Source data section start

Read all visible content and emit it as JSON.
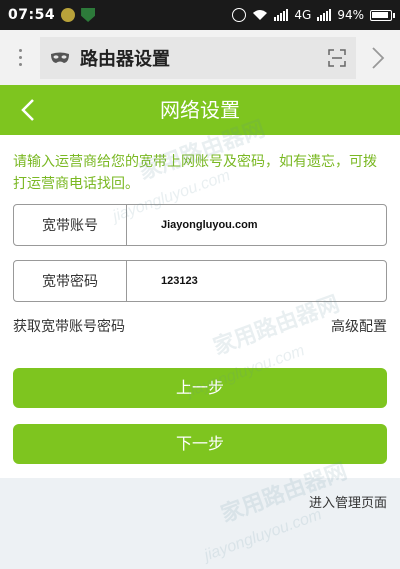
{
  "status_bar": {
    "time": "07:54",
    "network": "4G",
    "battery": "94%",
    "battery_level": 0.94
  },
  "browser": {
    "url_title": "路由器设置"
  },
  "header": {
    "title": "网络设置"
  },
  "instructions": "请输入运营商给您的宽带上网账号及密码，如有遗忘，可拨打运营商电话找回。",
  "form": {
    "account_label": "宽带账号",
    "account_value": "Jiayongluyou.com",
    "password_label": "宽带密码",
    "password_value": "123123"
  },
  "links": {
    "get_account": "获取宽带账号密码",
    "advanced": "高级配置"
  },
  "buttons": {
    "prev": "上一步",
    "next": "下一步"
  },
  "footer": {
    "admin_link": "进入管理页面"
  },
  "watermark": {
    "text_cn": "家用路由器网",
    "text_en": "jiayongluyou.com"
  },
  "colors": {
    "accent": "#7ec51f",
    "instruction_text": "#7ab823",
    "status_bar": "#1a1a1a",
    "footer_bg": "#edf1f4"
  }
}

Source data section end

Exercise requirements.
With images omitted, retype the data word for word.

Result.
Read all visible content and emit it as JSON.
{
  "status_bar": {
    "time": "07:54",
    "network": "4G",
    "battery": "94%",
    "battery_level": 0.94
  },
  "browser": {
    "url_title": "路由器设置"
  },
  "header": {
    "title": "网络设置"
  },
  "instructions": "请输入运营商给您的宽带上网账号及密码，如有遗忘，可拨打运营商电话找回。",
  "form": {
    "account_label": "宽带账号",
    "account_value": "Jiayongluyou.com",
    "password_label": "宽带密码",
    "password_value": "123123"
  },
  "links": {
    "get_account": "获取宽带账号密码",
    "advanced": "高级配置"
  },
  "buttons": {
    "prev": "上一步",
    "next": "下一步"
  },
  "footer": {
    "admin_link": "进入管理页面"
  },
  "watermark": {
    "text_cn": "家用路由器网",
    "text_en": "jiayongluyou.com"
  },
  "colors": {
    "accent": "#7ec51f",
    "instruction_text": "#7ab823",
    "status_bar": "#1a1a1a",
    "footer_bg": "#edf1f4"
  }
}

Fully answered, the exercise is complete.